What you are asked to do
All entries must be set down once more, precisely as given.

[Data records]
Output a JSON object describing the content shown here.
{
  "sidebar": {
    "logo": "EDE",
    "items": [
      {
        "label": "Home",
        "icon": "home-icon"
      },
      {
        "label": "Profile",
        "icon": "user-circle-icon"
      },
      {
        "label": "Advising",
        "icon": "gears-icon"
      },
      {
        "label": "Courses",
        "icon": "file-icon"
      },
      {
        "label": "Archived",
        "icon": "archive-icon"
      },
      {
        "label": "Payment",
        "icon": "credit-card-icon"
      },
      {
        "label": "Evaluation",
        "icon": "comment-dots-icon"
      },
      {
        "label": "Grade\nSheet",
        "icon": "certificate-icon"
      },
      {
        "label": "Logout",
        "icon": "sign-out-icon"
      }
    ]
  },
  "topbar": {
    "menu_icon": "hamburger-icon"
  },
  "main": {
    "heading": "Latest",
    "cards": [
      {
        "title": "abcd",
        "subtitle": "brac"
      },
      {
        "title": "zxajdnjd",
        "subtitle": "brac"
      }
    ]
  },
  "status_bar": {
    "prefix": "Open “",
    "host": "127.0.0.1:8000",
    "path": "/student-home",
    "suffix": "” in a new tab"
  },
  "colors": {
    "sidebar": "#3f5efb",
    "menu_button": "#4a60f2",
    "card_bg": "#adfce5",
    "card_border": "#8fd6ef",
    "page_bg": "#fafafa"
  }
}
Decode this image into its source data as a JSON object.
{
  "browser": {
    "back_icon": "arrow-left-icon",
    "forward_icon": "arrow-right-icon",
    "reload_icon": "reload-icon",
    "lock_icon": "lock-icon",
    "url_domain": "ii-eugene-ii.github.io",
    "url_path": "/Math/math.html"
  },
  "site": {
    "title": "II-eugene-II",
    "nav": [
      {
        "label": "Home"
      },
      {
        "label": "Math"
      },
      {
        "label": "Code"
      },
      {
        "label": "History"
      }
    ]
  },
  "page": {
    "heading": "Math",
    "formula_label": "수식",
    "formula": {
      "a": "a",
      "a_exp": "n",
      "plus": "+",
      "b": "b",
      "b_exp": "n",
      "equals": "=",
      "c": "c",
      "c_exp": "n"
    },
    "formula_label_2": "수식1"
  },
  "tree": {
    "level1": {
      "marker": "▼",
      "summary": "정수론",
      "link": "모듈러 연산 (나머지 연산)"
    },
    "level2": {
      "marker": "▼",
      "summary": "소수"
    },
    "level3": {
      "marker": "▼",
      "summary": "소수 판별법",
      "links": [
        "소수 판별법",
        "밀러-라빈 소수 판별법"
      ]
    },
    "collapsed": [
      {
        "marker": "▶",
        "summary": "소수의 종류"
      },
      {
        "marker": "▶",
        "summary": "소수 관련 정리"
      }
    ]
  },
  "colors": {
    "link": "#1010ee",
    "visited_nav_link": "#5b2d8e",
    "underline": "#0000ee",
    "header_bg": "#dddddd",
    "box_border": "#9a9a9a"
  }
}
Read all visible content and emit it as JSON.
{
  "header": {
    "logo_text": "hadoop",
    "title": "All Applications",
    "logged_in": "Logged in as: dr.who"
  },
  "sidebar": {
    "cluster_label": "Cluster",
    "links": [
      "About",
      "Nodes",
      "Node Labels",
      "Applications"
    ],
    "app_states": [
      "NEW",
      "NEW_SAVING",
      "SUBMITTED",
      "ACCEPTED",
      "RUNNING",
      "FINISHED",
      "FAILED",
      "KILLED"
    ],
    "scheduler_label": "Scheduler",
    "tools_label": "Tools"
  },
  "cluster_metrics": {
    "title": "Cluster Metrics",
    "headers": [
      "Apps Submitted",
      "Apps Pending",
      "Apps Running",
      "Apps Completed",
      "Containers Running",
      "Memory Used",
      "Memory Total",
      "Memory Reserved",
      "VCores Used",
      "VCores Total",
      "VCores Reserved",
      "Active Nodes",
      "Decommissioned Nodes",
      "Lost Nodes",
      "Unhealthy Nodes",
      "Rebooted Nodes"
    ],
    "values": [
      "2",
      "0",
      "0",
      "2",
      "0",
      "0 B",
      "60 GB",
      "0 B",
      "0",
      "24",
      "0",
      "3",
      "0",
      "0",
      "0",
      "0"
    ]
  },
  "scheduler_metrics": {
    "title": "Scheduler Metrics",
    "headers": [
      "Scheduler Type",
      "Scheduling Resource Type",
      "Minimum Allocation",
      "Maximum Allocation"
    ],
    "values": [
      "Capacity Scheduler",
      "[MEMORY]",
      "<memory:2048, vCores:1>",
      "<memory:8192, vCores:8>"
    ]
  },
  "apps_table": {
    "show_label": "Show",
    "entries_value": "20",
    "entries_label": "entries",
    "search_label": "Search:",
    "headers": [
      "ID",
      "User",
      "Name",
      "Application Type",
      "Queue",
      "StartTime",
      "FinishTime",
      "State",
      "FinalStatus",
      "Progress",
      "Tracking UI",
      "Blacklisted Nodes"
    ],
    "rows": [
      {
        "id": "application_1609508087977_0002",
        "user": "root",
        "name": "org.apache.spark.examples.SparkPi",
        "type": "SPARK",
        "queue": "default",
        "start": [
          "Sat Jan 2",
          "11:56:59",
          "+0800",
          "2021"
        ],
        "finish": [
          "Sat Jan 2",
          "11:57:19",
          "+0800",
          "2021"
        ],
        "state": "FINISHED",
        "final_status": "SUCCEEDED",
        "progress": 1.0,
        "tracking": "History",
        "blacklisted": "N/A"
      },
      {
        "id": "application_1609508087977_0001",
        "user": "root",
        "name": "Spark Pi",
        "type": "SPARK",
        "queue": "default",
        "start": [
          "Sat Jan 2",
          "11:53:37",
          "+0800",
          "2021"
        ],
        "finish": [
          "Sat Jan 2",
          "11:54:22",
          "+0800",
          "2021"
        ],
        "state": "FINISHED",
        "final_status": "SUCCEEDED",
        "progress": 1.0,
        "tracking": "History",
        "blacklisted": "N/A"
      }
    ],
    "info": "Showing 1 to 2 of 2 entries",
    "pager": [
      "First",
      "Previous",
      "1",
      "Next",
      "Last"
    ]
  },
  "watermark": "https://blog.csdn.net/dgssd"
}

Solution for this exercise
Output a JSON object describing the content shown here.
{
  "sidebar": {
    "logo": "EDE",
    "items": [
      {
        "label": "Home",
        "icon": "home-icon"
      },
      {
        "label": "Profile",
        "icon": "user-circle-icon"
      },
      {
        "label": "Advising",
        "icon": "gears-icon"
      },
      {
        "label": "Courses",
        "icon": "file-icon"
      },
      {
        "label": "Archived",
        "icon": "archive-icon"
      },
      {
        "label": "Payment",
        "icon": "credit-card-icon"
      },
      {
        "label": "Evaluation",
        "icon": "comment-dots-icon"
      },
      {
        "label": "Grade\nSheet",
        "icon": "certificate-icon"
      },
      {
        "label": "Logout",
        "icon": "sign-out-icon"
      }
    ]
  },
  "topbar": {
    "menu_icon": "hamburger-icon"
  },
  "main": {
    "heading": "Latest",
    "cards": [
      {
        "title": "abcd",
        "subtitle": "brac"
      },
      {
        "title": "zxajdnjd",
        "subtitle": "brac"
      }
    ]
  },
  "status_bar": {
    "prefix": "Open “",
    "host": "127.0.0.1:8000",
    "path": "/student-home",
    "suffix": "” in a new tab"
  },
  "colors": {
    "sidebar": "#3f5efb",
    "menu_button": "#4a60f2",
    "card_bg": "#adfce5",
    "card_border": "#8fd6ef",
    "page_bg": "#fafafa"
  }
}
Decode this image into its source data as a JSON object.
{
  "browser": {
    "back_icon": "arrow-left-icon",
    "forward_icon": "arrow-right-icon",
    "reload_icon": "reload-icon",
    "lock_icon": "lock-icon",
    "url_domain": "ii-eugene-ii.github.io",
    "url_path": "/Math/math.html"
  },
  "site": {
    "title": "II-eugene-II",
    "nav": [
      {
        "label": "Home"
      },
      {
        "label": "Math"
      },
      {
        "label": "Code"
      },
      {
        "label": "History"
      }
    ]
  },
  "page": {
    "heading": "Math",
    "formula_label": "수식",
    "formula": {
      "a": "a",
      "a_exp": "n",
      "plus": "+",
      "b": "b",
      "b_exp": "n",
      "equals": "=",
      "c": "c",
      "c_exp": "n"
    },
    "formula_label_2": "수식1"
  },
  "tree": {
    "level1": {
      "marker": "▼",
      "summary": "정수론",
      "link": "모듈러 연산 (나머지 연산)"
    },
    "level2": {
      "marker": "▼",
      "summary": "소수"
    },
    "level3": {
      "marker": "▼",
      "summary": "소수 판별법",
      "links": [
        "소수 판별법",
        "밀러-라빈 소수 판별법"
      ]
    },
    "collapsed": [
      {
        "marker": "▶",
        "summary": "소수의 종류"
      },
      {
        "marker": "▶",
        "summary": "소수 관련 정리"
      }
    ]
  },
  "colors": {
    "link": "#1010ee",
    "visited_nav_link": "#5b2d8e",
    "underline": "#0000ee",
    "header_bg": "#dddddd",
    "box_border": "#9a9a9a"
  }
}
Read all visible content and emit it as JSON.
{
  "header": {
    "logo_text": "hadoop",
    "title": "All Applications",
    "logged_in": "Logged in as: dr.who"
  },
  "sidebar": {
    "cluster_label": "Cluster",
    "links": [
      "About",
      "Nodes",
      "Node Labels",
      "Applications"
    ],
    "app_states": [
      "NEW",
      "NEW_SAVING",
      "SUBMITTED",
      "ACCEPTED",
      "RUNNING",
      "FINISHED",
      "FAILED",
      "KILLED"
    ],
    "scheduler_label": "Scheduler",
    "tools_label": "Tools"
  },
  "cluster_metrics": {
    "title": "Cluster Metrics",
    "headers": [
      "Apps Submitted",
      "Apps Pending",
      "Apps Running",
      "Apps Completed",
      "Containers Running",
      "Memory Used",
      "Memory Total",
      "Memory Reserved",
      "VCores Used",
      "VCores Total",
      "VCores Reserved",
      "Active Nodes",
      "Decommissioned Nodes",
      "Lost Nodes",
      "Unhealthy Nodes",
      "Rebooted Nodes"
    ],
    "values": [
      "2",
      "0",
      "0",
      "2",
      "0",
      "0 B",
      "60 GB",
      "0 B",
      "0",
      "24",
      "0",
      "3",
      "0",
      "0",
      "0",
      "0"
    ]
  },
  "scheduler_metrics": {
    "title": "Scheduler Metrics",
    "headers": [
      "Scheduler Type",
      "Scheduling Resource Type",
      "Minimum Allocation",
      "Maximum Allocation"
    ],
    "values": [
      "Capacity Scheduler",
      "[MEMORY]",
      "<memory:2048, vCores:1>",
      "<memory:8192, vCores:8>"
    ]
  },
  "apps_table": {
    "show_label": "Show",
    "entries_value": "20",
    "entries_label": "entries",
    "search_label": "Search:",
    "headers": [
      "ID",
      "User",
      "Name",
      "Application Type",
      "Queue",
      "StartTime",
      "FinishTime",
      "State",
      "FinalStatus",
      "Progress",
      "Tracking UI",
      "Blacklisted Nodes"
    ],
    "rows": [
      {
        "id": "application_1609508087977_0002",
        "user": "root",
        "name": "org.apache.spark.examples.SparkPi",
        "type": "SPARK",
        "queue": "default",
        "start": [
          "Sat Jan 2",
          "11:56:59",
          "+0800",
          "2021"
        ],
        "finish": [
          "Sat Jan 2",
          "11:57:19",
          "+0800",
          "2021"
        ],
        "state": "FINISHED",
        "final_status": "SUCCEEDED",
        "progress": 1.0,
        "tracking": "History",
        "blacklisted": "N/A"
      },
      {
        "id": "application_1609508087977_0001",
        "user": "root",
        "name": "Spark Pi",
        "type": "SPARK",
        "queue": "default",
        "start": [
          "Sat Jan 2",
          "11:53:37",
          "+0800",
          "2021"
        ],
        "finish": [
          "Sat Jan 2",
          "11:54:22",
          "+0800",
          "2021"
        ],
        "state": "FINISHED",
        "final_status": "SUCCEEDED",
        "progress": 1.0,
        "tracking": "History",
        "blacklisted": "N/A"
      }
    ],
    "info": "Showing 1 to 2 of 2 entries",
    "pager": [
      "First",
      "Previous",
      "1",
      "Next",
      "Last"
    ]
  },
  "watermark": "https://blog.csdn.net/dgssd"
}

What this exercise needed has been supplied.